      @doctor olds "From my perspective it seems pretty clear from your arguments that the inside management was too busy blaming the unions instead of working hard to make cars worth buying." With GM, bad cars are always something in the past, if they ever built them at all. In any case, GM also had a consistent habit of complaining about benefits that it didn't bother to pay. Those obligations were allowed to pile up and were underfunded. The VEBA was later created to reduce and delay those obligations, and the subsequent bankruptcy eliminated even more of them. It's a bit like a guy who complains about his mortgage but doesn't send the checks to the bank. If it just sits on the balance sheet but doesn't get paid, only to be reduced later, then the burden is largely theoretical at worst.

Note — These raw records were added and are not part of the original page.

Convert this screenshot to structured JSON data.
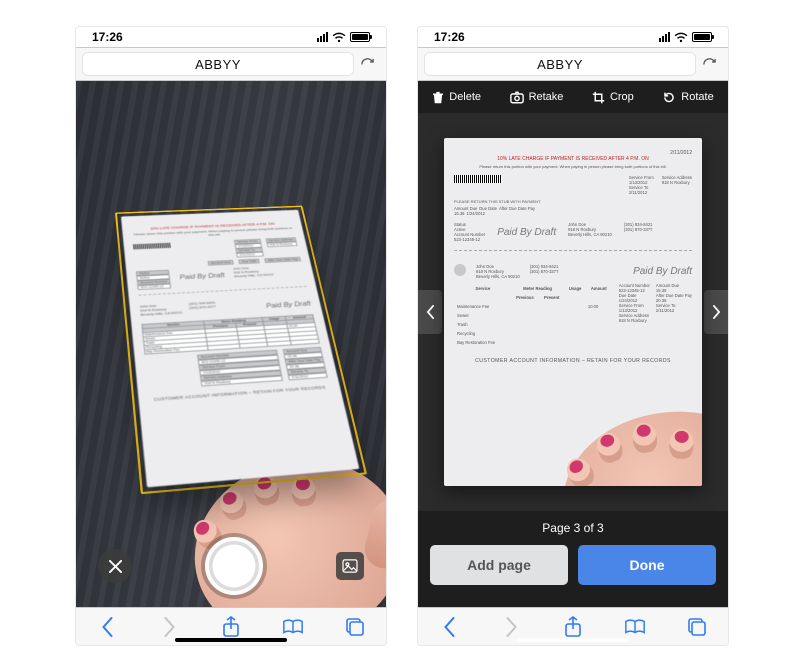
{
  "status": {
    "time": "17:26"
  },
  "safari": {
    "title": "ABBYY"
  },
  "bill": {
    "redline": "10% LATE CHARGE IF PAYMENT IS RECEIVED AFTER 4 P.M. ON",
    "bill_date": "2/11/2012",
    "return_note_small": "Please return this portion with your payment. When paying in person please bring both portions of this bill.",
    "return_note_caps": "PLEASE RETURN THIS STUB WITH PAYMENT",
    "labels": {
      "service_from": "Service From",
      "service_to": "Service To",
      "service_address": "Service Address",
      "amount_due": "Amount Due",
      "due_date": "Due Date",
      "after_due_pay": "After Due Date Pay",
      "status": "Status",
      "account_number": "Account Number",
      "amount_due2": "Amount Due"
    },
    "values": {
      "service_from": "1/13/2012",
      "service_to": "2/11/2012",
      "service_address": "918 N Roxbury",
      "amount_due": "15.36",
      "due_date": "1/24/2012",
      "after_due_pay": "",
      "status": "Active",
      "account_number": "523-12345-12",
      "account_number2": "523-12345-12",
      "amount_due2": "15.36",
      "after_due_pay2": "20.36"
    },
    "customer": {
      "name": "John Doe",
      "addr1": "918 N Roxbury",
      "addr2": "Beverly Hills, CA 90210",
      "phone1": "(301) 934-8421",
      "phone2": "(301) 870-3377"
    },
    "paid_by_draft": "Paid By Draft",
    "table": {
      "headers": [
        "Service",
        "Meter Reading",
        "Usage",
        "Amount"
      ],
      "sub": [
        "",
        "Previous",
        "Present",
        "",
        ""
      ],
      "rows": [
        [
          "Maintenance Fee",
          "",
          "",
          "",
          "10.00"
        ],
        [
          "Sewer",
          "",
          "",
          "",
          ""
        ],
        [
          "Trash",
          "",
          "",
          "",
          ""
        ],
        [
          "Recycling",
          "",
          "",
          "",
          ""
        ],
        [
          "Bay Restoration Fee",
          "",
          "",
          "",
          ""
        ]
      ]
    },
    "footer": "CUSTOMER ACCOUNT INFORMATION – RETAIN FOR YOUR RECORDS"
  },
  "review": {
    "actions": {
      "delete": "Delete",
      "retake": "Retake",
      "crop": "Crop",
      "rotate": "Rotate"
    },
    "page_indicator": "Page 3 of 3",
    "add_page": "Add page",
    "done": "Done"
  }
}
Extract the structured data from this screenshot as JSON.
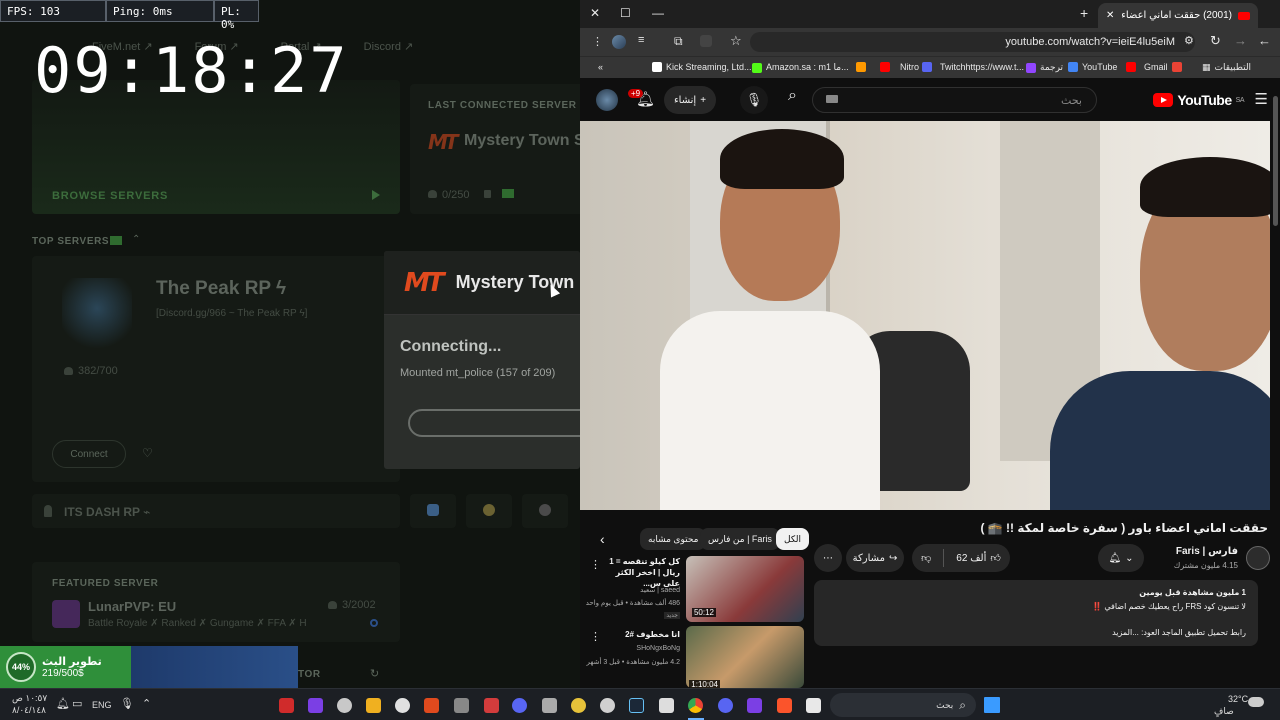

  • Doctor olds Doctor olds on Feb 16, 2014

    @28cars-later- The article simply means that GM's engineering centers in Europe and Asia, where gas is expensive, had the lead for a large share of the vehicles being released at that snapshot in time. GM froze most product development during market collapse and run thru bankruptcy. The ATS, for example, was under development before I retired in 2008 but the freeze delayed the introduction.